Your task: Locate the string "indication" throughout the material and copy every line in which it occurs.

Records provided:
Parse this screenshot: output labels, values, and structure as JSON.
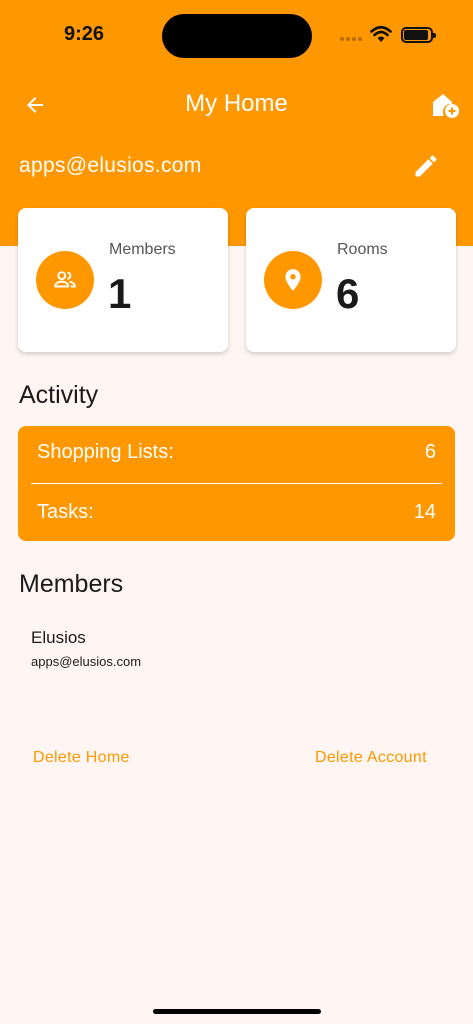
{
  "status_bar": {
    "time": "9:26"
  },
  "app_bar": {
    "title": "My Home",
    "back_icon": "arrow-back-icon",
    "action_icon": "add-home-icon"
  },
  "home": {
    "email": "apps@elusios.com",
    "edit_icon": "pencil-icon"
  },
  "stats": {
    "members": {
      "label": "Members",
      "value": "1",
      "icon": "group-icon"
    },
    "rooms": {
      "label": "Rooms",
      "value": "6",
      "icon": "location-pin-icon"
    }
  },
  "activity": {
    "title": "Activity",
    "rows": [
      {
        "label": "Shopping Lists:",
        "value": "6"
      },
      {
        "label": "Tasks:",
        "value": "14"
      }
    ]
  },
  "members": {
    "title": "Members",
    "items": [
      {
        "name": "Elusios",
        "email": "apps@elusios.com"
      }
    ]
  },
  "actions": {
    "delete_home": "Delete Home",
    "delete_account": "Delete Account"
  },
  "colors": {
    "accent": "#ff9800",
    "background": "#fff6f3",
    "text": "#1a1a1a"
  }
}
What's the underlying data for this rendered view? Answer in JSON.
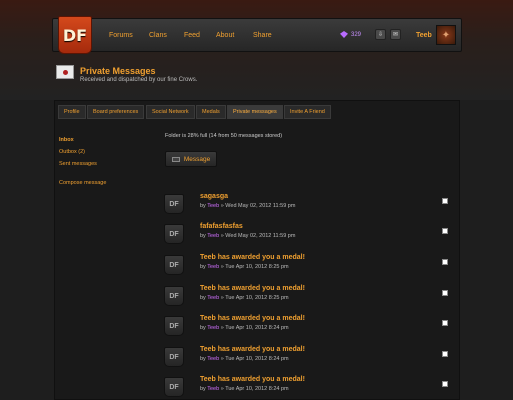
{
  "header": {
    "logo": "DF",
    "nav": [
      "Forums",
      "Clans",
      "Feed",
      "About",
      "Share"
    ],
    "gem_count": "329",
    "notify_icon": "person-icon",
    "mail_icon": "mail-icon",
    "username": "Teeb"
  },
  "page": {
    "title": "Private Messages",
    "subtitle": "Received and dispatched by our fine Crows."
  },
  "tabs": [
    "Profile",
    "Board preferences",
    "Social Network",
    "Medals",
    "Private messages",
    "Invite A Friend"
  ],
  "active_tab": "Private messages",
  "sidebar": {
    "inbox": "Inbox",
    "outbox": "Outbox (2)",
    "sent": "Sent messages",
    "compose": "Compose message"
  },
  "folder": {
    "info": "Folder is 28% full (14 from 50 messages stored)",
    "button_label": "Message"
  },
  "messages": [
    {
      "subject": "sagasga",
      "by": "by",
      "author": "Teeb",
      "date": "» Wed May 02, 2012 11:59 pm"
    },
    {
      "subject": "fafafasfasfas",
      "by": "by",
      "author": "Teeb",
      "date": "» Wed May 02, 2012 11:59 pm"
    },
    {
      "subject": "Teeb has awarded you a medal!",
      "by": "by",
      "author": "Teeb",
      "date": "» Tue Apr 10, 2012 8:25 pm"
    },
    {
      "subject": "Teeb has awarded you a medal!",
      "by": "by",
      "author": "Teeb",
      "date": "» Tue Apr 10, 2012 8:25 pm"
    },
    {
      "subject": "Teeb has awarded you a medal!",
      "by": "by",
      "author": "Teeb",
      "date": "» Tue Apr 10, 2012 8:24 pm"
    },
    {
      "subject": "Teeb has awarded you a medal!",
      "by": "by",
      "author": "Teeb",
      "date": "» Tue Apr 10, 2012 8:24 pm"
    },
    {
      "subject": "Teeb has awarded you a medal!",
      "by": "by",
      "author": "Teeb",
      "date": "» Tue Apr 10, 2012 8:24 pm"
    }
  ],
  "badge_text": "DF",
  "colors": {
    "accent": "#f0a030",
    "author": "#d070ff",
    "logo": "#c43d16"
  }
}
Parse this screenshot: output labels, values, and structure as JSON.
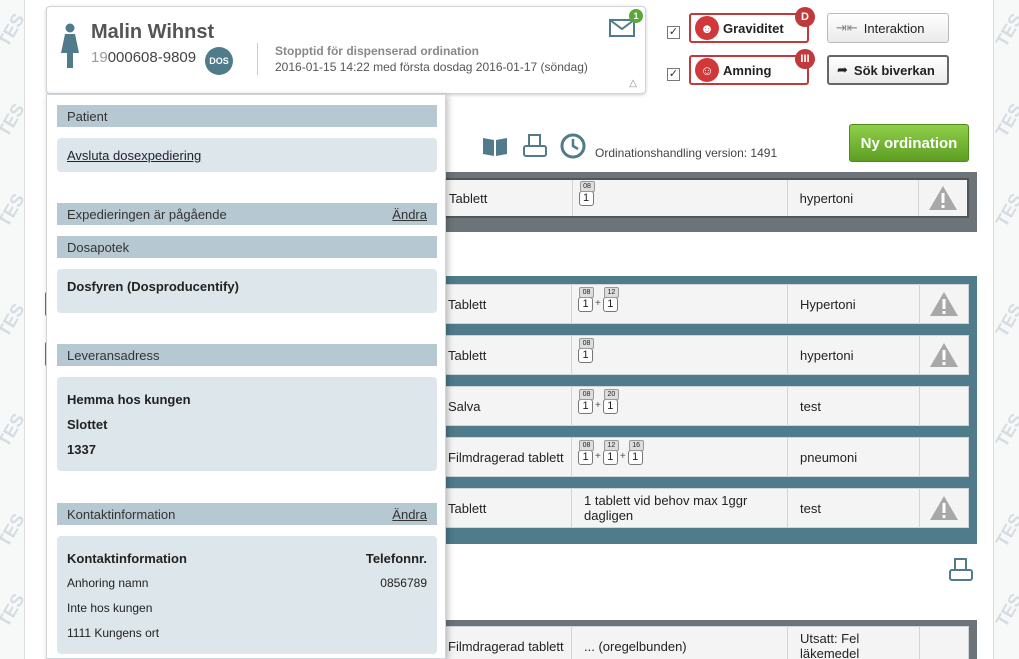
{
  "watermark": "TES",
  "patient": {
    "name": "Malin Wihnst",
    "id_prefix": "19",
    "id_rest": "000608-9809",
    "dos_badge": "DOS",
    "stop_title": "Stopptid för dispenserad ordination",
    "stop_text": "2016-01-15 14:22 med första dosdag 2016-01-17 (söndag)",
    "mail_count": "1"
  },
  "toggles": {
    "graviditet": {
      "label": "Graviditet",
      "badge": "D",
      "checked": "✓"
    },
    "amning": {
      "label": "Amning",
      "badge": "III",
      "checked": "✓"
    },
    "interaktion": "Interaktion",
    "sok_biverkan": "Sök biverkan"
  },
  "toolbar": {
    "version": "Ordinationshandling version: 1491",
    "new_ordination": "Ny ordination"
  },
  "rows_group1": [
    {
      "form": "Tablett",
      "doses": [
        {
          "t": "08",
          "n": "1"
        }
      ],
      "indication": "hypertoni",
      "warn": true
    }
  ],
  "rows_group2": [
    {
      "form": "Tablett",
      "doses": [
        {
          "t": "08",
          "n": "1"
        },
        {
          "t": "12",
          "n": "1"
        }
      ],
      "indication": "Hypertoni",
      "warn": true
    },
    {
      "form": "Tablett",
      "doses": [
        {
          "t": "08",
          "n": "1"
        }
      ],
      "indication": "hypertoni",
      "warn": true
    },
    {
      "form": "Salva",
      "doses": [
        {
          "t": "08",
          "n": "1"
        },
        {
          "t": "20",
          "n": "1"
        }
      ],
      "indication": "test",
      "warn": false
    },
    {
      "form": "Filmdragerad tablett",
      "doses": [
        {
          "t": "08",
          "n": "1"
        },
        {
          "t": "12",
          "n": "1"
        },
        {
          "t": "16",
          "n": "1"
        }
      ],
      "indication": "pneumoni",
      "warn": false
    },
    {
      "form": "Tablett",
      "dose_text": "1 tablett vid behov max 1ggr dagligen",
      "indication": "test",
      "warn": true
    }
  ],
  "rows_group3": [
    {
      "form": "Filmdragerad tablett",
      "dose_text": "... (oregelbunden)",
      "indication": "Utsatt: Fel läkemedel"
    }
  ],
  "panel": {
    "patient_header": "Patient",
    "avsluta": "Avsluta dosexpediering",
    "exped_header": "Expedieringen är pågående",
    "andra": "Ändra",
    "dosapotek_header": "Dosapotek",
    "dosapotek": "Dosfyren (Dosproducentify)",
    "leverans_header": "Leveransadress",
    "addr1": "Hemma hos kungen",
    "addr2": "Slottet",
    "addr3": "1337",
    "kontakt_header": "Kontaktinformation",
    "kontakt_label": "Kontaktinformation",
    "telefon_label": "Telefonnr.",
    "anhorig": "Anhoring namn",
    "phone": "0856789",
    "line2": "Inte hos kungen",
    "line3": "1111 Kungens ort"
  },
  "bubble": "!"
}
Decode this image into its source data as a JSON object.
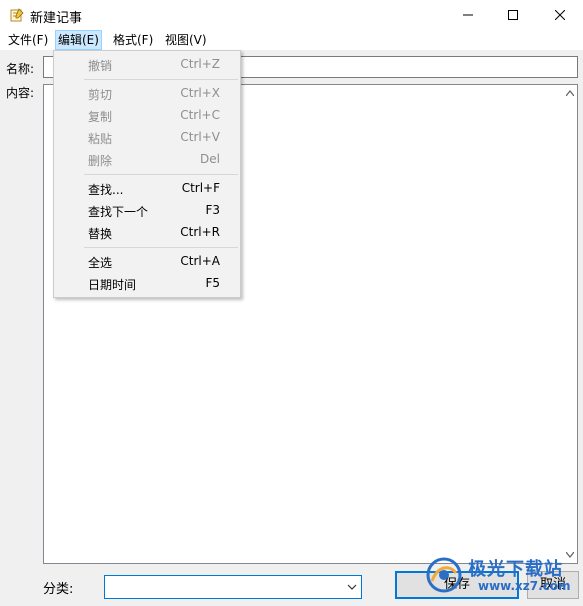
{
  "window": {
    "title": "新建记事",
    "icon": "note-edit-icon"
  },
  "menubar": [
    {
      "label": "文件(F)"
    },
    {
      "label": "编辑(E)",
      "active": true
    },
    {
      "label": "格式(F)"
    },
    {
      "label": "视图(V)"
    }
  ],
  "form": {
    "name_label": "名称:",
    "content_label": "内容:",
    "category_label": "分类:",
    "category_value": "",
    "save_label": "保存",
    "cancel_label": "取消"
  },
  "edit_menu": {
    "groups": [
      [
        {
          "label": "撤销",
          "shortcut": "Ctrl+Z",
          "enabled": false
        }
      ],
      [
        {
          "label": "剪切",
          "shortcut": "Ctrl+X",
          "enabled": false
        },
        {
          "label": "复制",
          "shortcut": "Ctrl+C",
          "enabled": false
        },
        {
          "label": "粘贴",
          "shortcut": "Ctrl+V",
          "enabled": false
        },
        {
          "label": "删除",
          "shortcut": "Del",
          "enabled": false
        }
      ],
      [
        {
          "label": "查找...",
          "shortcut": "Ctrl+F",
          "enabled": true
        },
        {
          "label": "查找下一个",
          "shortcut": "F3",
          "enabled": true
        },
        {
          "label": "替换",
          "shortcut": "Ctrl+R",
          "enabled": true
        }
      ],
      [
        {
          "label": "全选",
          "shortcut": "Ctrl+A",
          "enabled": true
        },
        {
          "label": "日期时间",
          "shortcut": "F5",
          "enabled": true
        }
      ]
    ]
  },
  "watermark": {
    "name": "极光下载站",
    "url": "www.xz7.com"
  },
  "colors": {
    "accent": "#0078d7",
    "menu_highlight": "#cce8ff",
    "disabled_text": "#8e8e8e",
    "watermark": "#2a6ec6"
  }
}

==

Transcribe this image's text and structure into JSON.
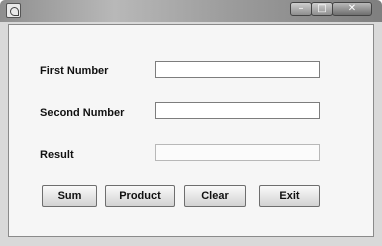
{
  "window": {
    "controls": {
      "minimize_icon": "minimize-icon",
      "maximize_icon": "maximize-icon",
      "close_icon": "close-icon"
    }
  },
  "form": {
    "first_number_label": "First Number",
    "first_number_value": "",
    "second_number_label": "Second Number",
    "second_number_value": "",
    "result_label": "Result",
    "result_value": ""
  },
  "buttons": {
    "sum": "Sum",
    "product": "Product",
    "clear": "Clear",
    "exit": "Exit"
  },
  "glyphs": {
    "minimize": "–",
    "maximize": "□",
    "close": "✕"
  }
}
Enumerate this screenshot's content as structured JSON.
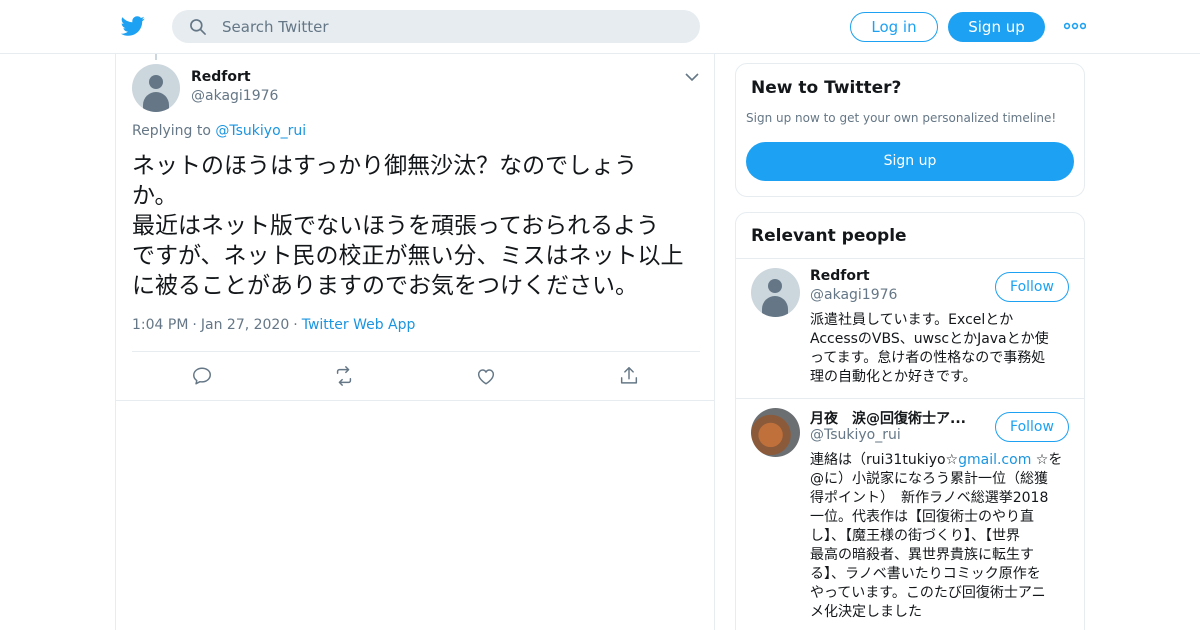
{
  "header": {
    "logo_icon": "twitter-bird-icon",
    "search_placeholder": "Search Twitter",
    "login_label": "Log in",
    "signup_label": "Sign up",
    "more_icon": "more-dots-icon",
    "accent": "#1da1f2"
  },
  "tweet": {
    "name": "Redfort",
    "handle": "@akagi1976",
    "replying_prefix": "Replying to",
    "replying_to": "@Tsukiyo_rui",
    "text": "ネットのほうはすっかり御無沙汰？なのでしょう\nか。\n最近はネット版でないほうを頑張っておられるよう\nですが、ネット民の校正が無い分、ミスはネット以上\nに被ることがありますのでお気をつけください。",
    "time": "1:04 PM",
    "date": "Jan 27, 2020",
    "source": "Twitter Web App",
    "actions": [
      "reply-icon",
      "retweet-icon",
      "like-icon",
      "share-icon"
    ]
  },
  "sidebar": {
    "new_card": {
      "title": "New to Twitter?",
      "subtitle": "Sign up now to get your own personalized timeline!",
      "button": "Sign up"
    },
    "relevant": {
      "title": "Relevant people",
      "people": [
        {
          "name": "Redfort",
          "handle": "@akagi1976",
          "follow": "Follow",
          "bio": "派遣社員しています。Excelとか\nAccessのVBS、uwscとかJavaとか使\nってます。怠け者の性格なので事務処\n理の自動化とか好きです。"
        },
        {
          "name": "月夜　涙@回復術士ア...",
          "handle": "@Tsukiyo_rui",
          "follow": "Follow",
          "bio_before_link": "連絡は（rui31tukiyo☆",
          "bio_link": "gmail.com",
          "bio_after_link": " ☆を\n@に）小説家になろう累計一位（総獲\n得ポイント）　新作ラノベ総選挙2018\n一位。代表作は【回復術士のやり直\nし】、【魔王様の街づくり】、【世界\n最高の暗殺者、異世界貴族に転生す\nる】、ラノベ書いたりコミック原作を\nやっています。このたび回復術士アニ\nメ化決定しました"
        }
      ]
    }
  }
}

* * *

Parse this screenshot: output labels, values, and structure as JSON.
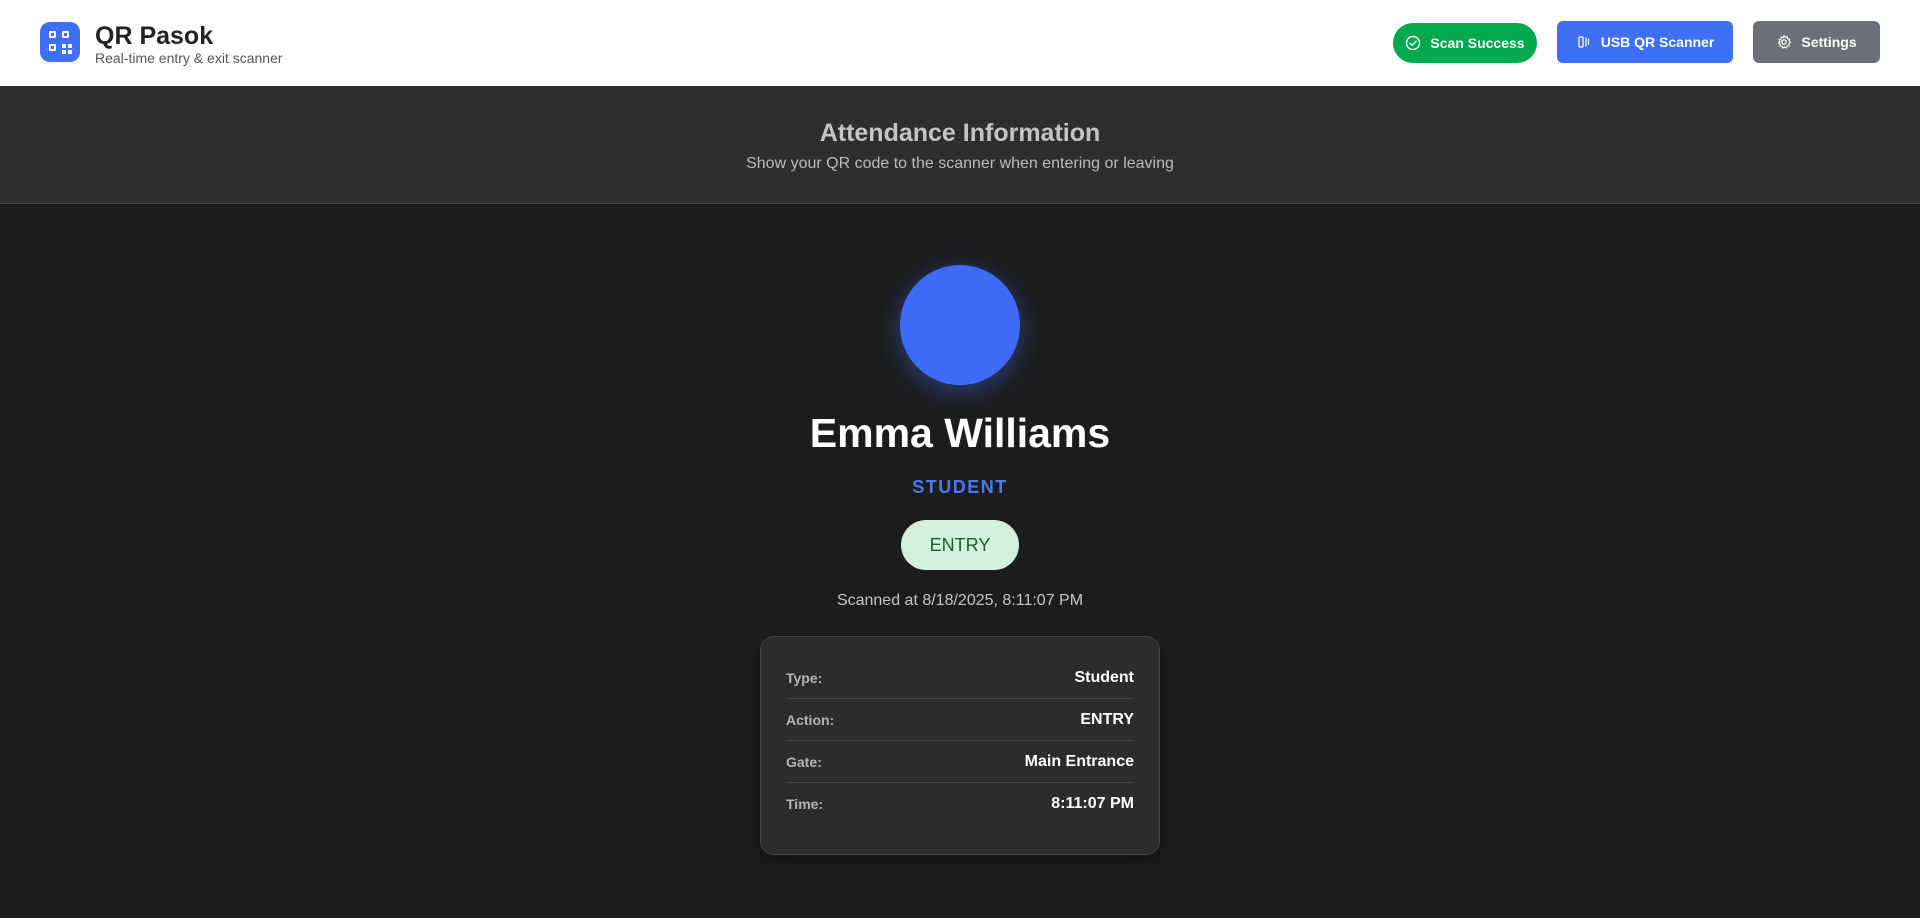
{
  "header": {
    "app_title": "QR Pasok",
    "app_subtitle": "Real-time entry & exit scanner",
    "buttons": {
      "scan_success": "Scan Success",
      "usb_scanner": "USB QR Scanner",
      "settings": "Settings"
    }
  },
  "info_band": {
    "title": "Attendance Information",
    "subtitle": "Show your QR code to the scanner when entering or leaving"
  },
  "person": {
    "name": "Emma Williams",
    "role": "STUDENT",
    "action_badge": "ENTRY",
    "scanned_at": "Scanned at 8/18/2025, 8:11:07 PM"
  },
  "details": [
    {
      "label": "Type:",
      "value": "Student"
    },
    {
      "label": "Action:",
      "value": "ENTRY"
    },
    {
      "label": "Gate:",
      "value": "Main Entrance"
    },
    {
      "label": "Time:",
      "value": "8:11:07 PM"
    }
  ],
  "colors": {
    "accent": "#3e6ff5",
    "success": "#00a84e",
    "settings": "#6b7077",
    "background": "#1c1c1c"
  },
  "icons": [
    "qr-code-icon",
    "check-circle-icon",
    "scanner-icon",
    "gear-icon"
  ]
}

Response box:
      "indication": "hypertoni",
      "indication": "Hypertoni",
      "indication": "hypertoni",
      "indication": "test",
      "indication": "pneumoni",
      "indication": "test",
      "indication": "Utsatt: Fel läkemedel"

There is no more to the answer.